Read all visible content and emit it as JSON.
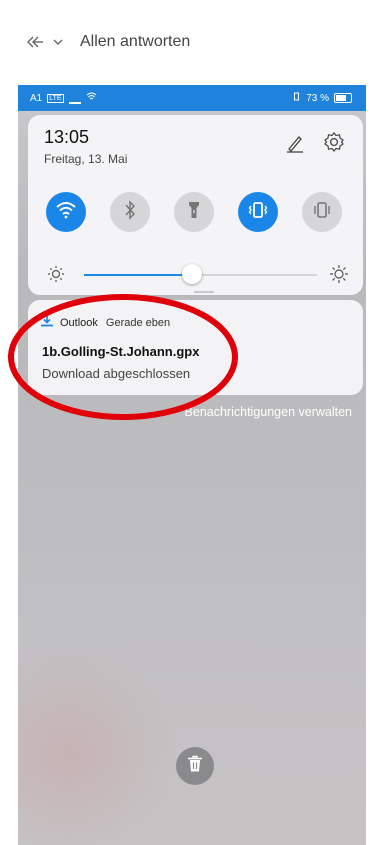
{
  "mail_toolbar": {
    "reply_icon": "reply-all-icon",
    "dropdown_icon": "chevron-down-icon",
    "label": "Allen antworten"
  },
  "status_bar": {
    "carrier": "A1",
    "network": "LTE",
    "battery": "73 %"
  },
  "quick_settings": {
    "time": "13:05",
    "date": "Freitag, 13. Mai",
    "toggles": [
      {
        "name": "wifi",
        "icon": "wifi-icon",
        "on": true
      },
      {
        "name": "bluetooth",
        "icon": "bluetooth-icon",
        "on": false
      },
      {
        "name": "flashlight",
        "icon": "flashlight-icon",
        "on": false
      },
      {
        "name": "vibrate",
        "icon": "vibrate-icon",
        "on": true
      },
      {
        "name": "silent",
        "icon": "phone-mode-icon",
        "on": false
      }
    ],
    "brightness": 0.36
  },
  "notification": {
    "app": "Outlook",
    "time": "Gerade eben",
    "title": "1b.Golling-St.Johann.gpx",
    "body": "Download abgeschlossen"
  },
  "manage_label": "Benachrichtigungen verwalten",
  "colors": {
    "accent": "#1a86e8",
    "annotation": "#e0000a"
  }
}
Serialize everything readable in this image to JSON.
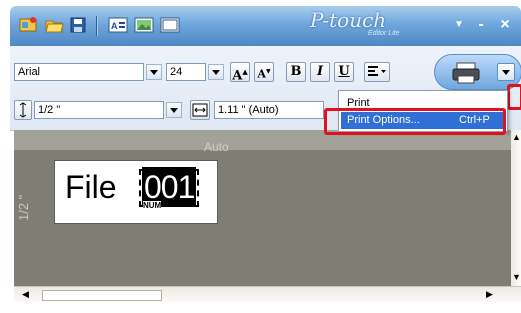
{
  "colors": {
    "highlight": "#e0131c",
    "menu_selected": "#2f6fd6",
    "canvas": "#7f7e74"
  },
  "title_bar": {
    "brand_logo": "P-touch",
    "brand_edition": "Editor Lite",
    "quick_access_icons": [
      "new-label-icon",
      "open-folder-icon",
      "save-icon",
      "text-icon",
      "image-icon",
      "frame-icon"
    ],
    "minimize_glyph": "-",
    "close_glyph": "×"
  },
  "toolbar": {
    "font_family": "Arial",
    "font_size": "24",
    "grow_font_label": "A",
    "shrink_font_label": "A",
    "bold_label": "B",
    "italic_label": "I",
    "underline_label": "U",
    "tape_width": "1/2 \"",
    "label_length": "1.11 \" (Auto)"
  },
  "menu": {
    "items": [
      {
        "label": "Print",
        "shortcut": ""
      },
      {
        "label": "Print Options...",
        "shortcut": "Ctrl+P"
      }
    ],
    "selected_index": 1
  },
  "canvas": {
    "tape_label": "1/2 \"",
    "label_text": "File ",
    "number_value": "001",
    "number_tag": "NUM",
    "length_mode": "Auto"
  }
}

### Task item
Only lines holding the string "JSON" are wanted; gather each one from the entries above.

### Answer space
Read all visible content and emit it as JSON.
Serialize everything readable in this image to JSON.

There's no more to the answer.